- Task prompt
Scan the records for the string "background" and copy every line that holds it.

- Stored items

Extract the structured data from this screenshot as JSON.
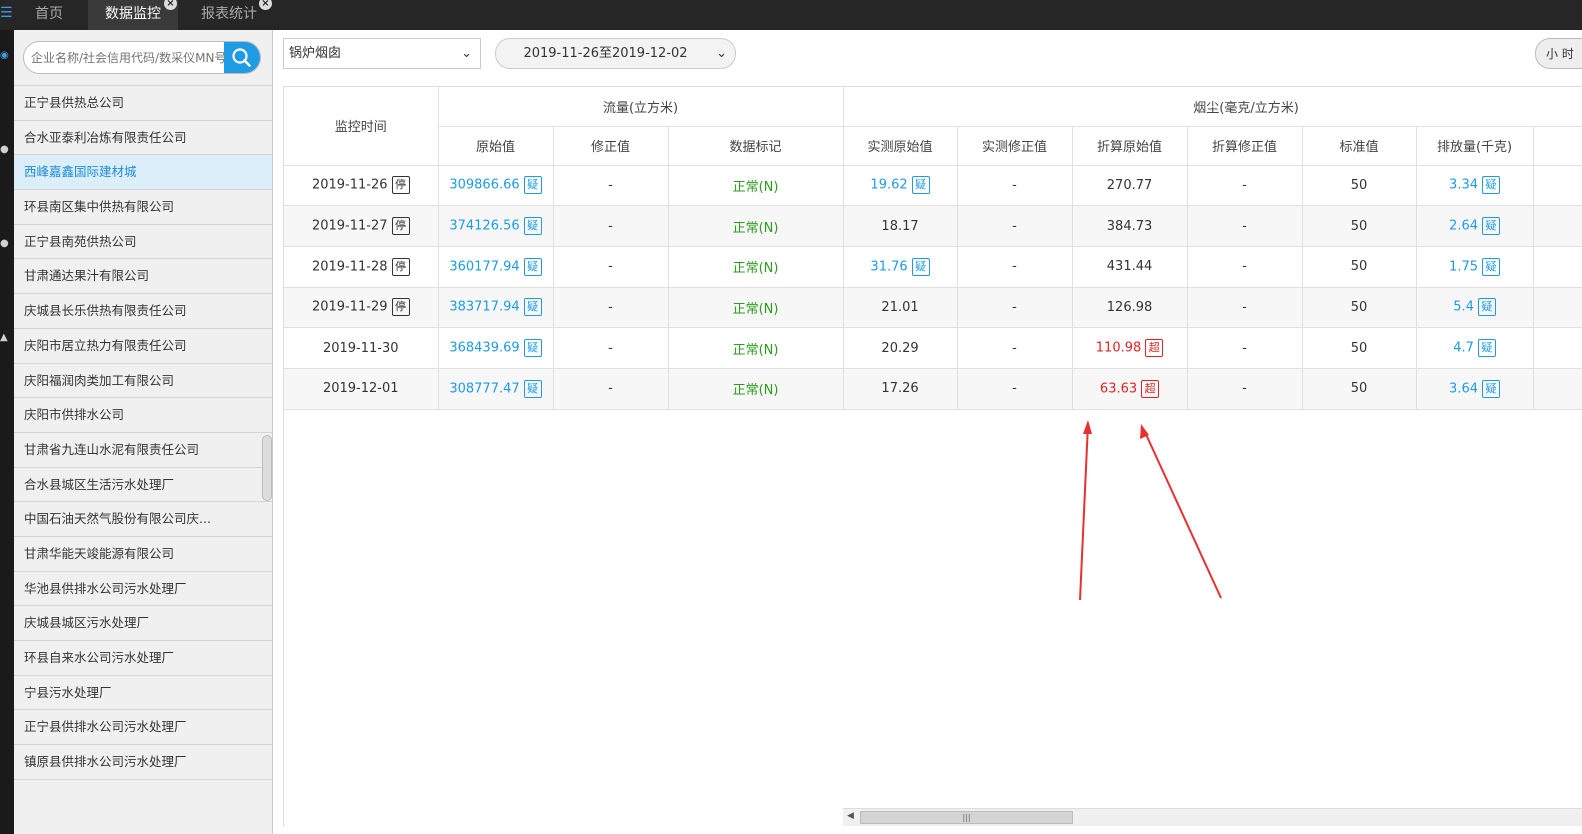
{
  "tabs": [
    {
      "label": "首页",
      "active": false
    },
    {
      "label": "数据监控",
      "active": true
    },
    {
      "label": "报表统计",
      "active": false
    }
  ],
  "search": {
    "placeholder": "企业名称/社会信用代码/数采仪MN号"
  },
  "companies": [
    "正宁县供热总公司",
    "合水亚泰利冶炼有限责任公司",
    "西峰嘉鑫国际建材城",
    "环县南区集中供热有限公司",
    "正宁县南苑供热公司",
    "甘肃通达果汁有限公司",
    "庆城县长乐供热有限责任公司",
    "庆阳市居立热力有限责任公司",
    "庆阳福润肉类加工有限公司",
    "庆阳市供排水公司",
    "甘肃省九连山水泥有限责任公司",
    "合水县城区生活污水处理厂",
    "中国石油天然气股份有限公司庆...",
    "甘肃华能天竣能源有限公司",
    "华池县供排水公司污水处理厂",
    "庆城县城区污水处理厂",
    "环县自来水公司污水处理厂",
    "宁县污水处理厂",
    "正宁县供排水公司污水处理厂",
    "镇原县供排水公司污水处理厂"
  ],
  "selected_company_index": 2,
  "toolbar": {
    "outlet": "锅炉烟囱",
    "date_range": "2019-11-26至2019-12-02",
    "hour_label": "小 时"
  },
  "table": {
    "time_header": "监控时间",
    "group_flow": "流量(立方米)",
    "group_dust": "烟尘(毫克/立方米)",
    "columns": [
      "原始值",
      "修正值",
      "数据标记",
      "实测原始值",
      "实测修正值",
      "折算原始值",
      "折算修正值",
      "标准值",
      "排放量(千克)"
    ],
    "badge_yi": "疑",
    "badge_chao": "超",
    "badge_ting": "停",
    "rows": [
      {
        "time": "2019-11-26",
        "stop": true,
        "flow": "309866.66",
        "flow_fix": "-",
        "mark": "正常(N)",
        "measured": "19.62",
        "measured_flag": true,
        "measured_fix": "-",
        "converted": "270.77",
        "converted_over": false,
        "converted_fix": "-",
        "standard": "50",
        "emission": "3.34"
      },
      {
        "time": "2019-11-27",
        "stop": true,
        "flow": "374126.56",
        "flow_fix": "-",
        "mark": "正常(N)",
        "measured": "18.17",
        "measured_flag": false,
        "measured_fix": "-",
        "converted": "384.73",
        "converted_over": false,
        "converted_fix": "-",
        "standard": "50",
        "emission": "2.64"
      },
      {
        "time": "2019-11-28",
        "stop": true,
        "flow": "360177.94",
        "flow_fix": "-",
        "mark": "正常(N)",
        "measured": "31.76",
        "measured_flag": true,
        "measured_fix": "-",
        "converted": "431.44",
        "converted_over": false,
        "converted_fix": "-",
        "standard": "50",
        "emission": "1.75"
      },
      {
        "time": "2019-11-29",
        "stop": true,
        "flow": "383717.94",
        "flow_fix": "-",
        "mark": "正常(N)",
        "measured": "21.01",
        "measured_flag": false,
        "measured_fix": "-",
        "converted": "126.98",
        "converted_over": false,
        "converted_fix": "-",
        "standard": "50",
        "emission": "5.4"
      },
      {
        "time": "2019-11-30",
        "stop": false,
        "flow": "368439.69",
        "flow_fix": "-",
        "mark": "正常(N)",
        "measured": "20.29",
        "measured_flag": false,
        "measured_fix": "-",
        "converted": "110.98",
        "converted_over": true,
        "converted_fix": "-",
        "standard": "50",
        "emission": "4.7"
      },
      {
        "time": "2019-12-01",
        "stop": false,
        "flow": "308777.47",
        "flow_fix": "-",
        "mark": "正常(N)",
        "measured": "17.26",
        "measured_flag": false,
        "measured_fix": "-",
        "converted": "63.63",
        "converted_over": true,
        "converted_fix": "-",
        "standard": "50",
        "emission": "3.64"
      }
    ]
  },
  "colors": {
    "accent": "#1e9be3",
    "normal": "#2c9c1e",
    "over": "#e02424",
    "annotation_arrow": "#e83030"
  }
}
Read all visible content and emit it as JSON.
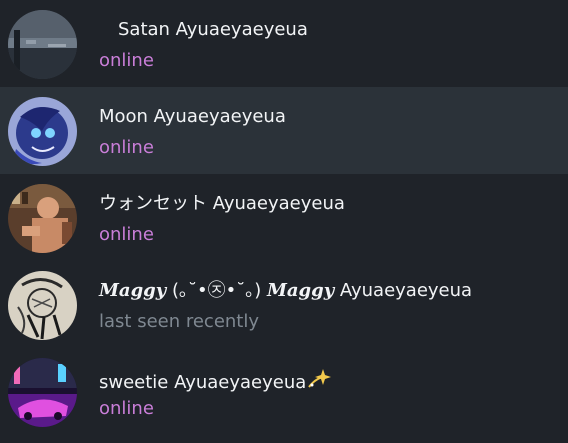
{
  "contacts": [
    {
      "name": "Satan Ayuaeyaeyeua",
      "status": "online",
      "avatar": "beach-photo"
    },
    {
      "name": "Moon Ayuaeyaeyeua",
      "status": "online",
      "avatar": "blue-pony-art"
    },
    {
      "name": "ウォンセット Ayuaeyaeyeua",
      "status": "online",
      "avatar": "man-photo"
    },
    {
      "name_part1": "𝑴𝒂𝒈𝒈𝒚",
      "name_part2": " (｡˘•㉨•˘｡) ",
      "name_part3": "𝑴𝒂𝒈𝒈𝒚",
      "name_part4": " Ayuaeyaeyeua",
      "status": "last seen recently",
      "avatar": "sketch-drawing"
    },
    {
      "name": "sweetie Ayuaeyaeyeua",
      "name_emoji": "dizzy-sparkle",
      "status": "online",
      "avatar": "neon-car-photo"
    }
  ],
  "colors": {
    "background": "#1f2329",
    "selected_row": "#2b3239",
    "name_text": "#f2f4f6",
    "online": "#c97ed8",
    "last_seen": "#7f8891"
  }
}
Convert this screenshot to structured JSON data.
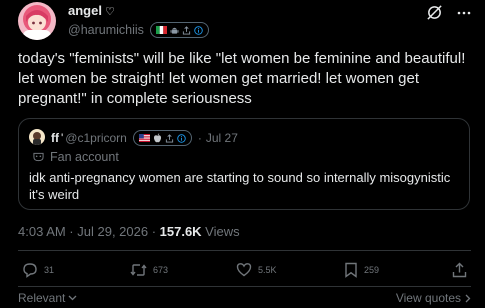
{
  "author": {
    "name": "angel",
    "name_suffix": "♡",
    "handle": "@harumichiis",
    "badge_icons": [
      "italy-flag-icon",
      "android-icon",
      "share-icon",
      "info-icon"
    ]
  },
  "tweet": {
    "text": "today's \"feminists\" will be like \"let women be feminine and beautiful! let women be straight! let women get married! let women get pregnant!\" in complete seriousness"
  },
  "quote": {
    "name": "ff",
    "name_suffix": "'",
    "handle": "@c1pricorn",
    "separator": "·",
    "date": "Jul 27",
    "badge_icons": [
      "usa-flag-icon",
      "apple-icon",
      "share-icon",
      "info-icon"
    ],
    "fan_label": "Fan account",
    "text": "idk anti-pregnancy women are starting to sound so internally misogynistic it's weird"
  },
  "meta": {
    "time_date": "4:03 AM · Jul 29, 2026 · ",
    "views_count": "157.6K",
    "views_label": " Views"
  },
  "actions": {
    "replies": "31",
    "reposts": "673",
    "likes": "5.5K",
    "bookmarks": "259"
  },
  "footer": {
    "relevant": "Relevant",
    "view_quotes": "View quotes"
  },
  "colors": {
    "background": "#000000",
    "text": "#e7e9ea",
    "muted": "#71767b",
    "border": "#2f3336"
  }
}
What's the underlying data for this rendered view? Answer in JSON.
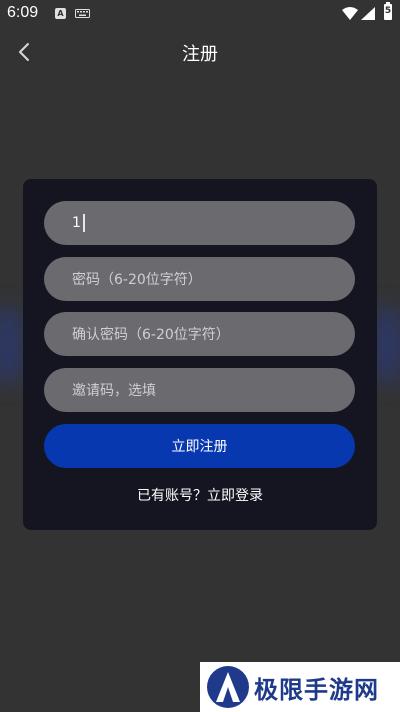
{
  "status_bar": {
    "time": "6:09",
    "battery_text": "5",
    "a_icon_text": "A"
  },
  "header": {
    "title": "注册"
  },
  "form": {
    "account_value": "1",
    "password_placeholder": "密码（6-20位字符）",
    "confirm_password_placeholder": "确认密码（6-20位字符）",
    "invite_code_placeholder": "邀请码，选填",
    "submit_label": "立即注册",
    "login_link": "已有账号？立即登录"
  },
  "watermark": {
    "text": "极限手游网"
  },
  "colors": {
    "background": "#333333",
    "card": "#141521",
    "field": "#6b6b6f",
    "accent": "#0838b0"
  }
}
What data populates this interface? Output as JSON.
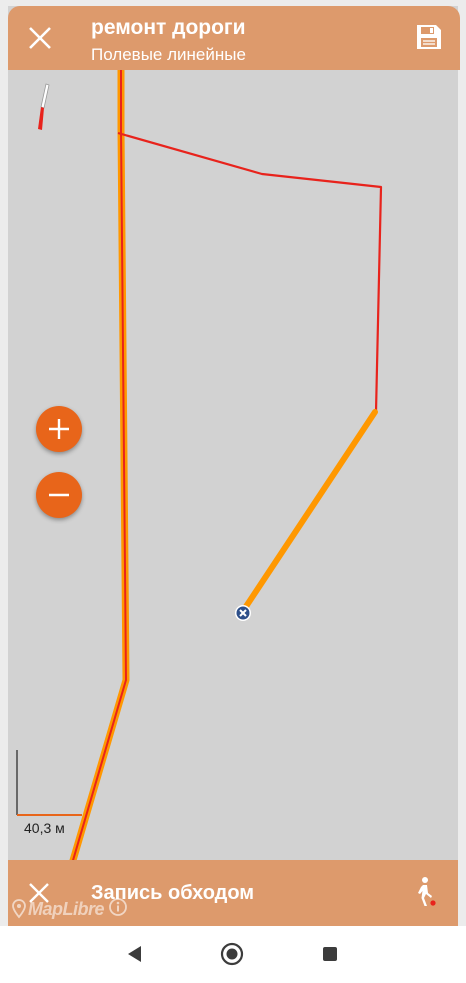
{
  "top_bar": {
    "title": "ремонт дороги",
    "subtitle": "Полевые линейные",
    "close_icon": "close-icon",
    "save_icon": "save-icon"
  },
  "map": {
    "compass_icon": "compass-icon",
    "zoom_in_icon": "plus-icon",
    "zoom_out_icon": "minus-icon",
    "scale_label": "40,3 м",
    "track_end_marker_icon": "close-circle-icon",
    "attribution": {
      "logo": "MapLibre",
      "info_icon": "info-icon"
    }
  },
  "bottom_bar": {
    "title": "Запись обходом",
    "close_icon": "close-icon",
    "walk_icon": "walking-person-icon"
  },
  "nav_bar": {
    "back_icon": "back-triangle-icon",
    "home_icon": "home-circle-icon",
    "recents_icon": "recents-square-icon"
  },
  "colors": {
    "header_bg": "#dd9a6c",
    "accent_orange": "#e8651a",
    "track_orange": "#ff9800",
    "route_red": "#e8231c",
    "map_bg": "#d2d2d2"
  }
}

- Final answer
    "background": "#1f2329",
    "background": "#000000",
    "background": "#333333",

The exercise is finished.